More than three miles of the Myakka River wind through the ranch’s rolling fields, and 120-plus species of plants and animals (including the endangered Florida panther) call Triangle Ranch home. Just as important are the microbial communities that the land, which is now permanently protected thanks to Moore, supports.

Applying the long-term data that the Florida Microbiome Project generates, Triangle Ranch may ultimately be able to become a species reservoir—one that could help restore the microbial communities in other areas of Sarasota and Florida as widespread development destroys habitats once rich with microbial diversity.

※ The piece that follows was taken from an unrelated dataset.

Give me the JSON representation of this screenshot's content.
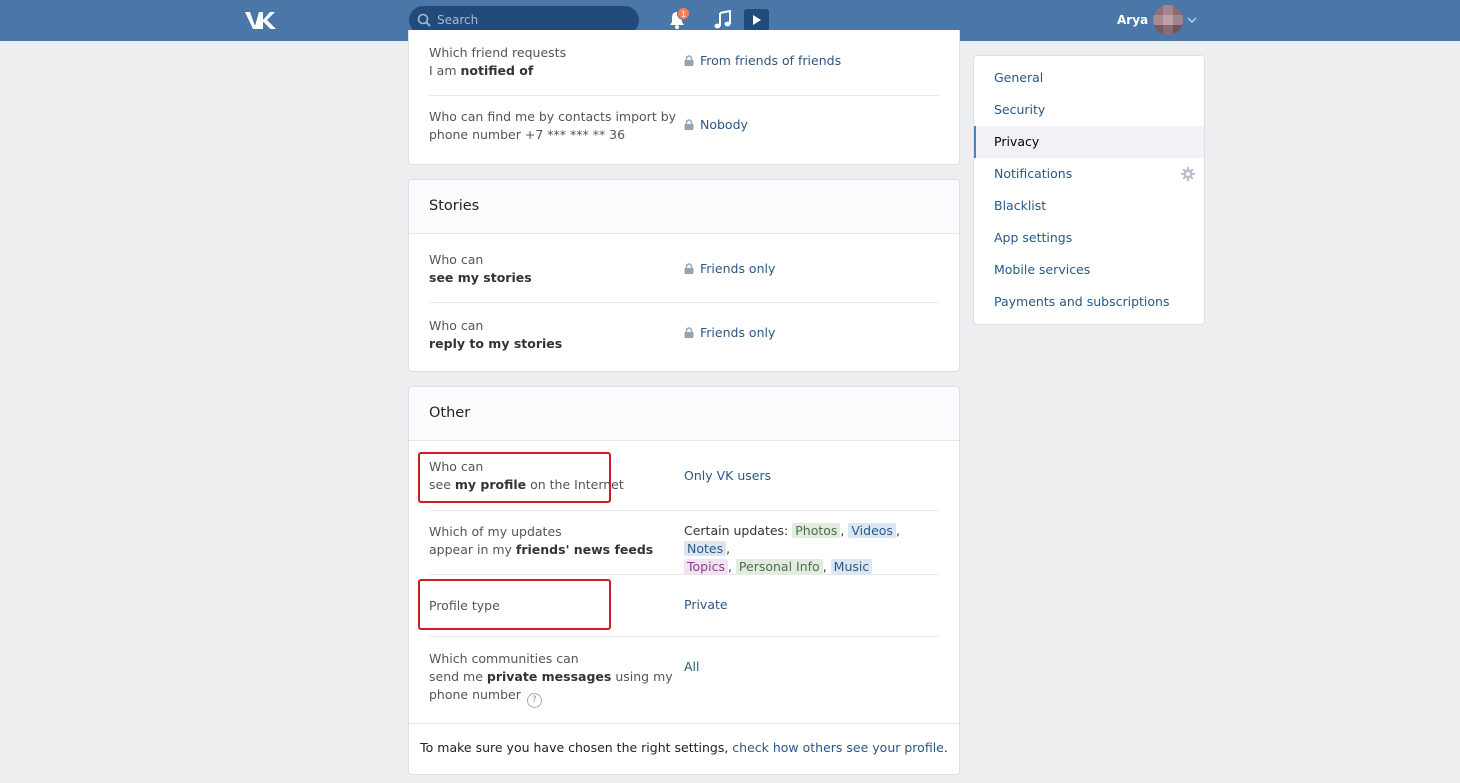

Because Triangle Ranch hosts many of the most common habitats of Central Florida’s ecosystems (such as oak hammocks, pastures and marshes), findings from the project will not only have an impact on ecosystems in the immediate area but also on the way scientists manage diverse ecosystems throughout Florida.

Beyond the statewide implications of Díaz-Almeyda’s study—from the professor’s early work with urban microbes at Southface Sarasota to her recent endeavors at Triangle Ranch—one thing has remained a constant at the community level: New College has been a nexus for community engagement and hands-on student research opportunities.

Marcela Prado Zapata, a 2021 New College marine biology graduate, now works as a research assistant to Díaz-Almeyda. Prado Zapata described her exposure to a diverse range of perspectives that reach beyond academia (working closely with local community members, for example) as one of the most enlightening elements of the project.

“The stakeholders at [Triangle Ranch] have been here for years; they are firsthand witnesses to seasonality changes. They know what the vegetation has looked like over the years, what major changes have been made to the environment, what organisms are common or uncommon to the area on a regular basis, and how the community itself interacts with the ranch,” Prado Zapata said. “As a student, research assistant and academic, I consistently work with people in my field who have similar access to information. But, by working with the community, you get to see the way your work applies to others and, more importantly, you get information that is not accessible in any journal or manual.”

Prado Zapata, along with 2021 New College graduate Elliott Schenker and thesis student Cara Ruhnke, have also had the opportunity to gain experience with rigorous procedures—both in the lab and the field. These include soil and water sample collection, DNA extraction and analysis techniques for both types of samples, and analysis of nutrient and sequencing data.

As a research assistant, Schenker performs microbial DNA extractions to explore the makeup of the microbes living in Triangle Ranch’s fertile soils. This will provide critical insight into how the ranch’s microbial communities are affected by flooding and excess nutrients in waterways.

“The whole idea is that we are bringing students into a legacy project, where everybody brings their own perspective and contributes a small part each year, as we train the next generation of scientists to recognize that environmental health equals human health and that we all have the right to healthy microbial communities,” Díaz-Almeyda said. “We are making an investment in the future of our students and our communities.”

With each passing year that Díaz-Almeyda and her team of young scientists collect data, the project gains momentum to advance local knowledge about the effects of human activity on the microbiome at a breakneck pace.

As the Sarasota region faces threats from nutrient pollution, climate change and development to meet the needs of Florida’s growing population, Díaz-Almeyda’s Florida Microbiome Project will inform land management and environmental planning in Sarasota County for decades to come.

For more information on Díaz-Almeyda and the Florida Microbiome Project, visit

Ky Miller, a 2021 New College graduate, is a contributing writer for the Office of Communications & Marketing.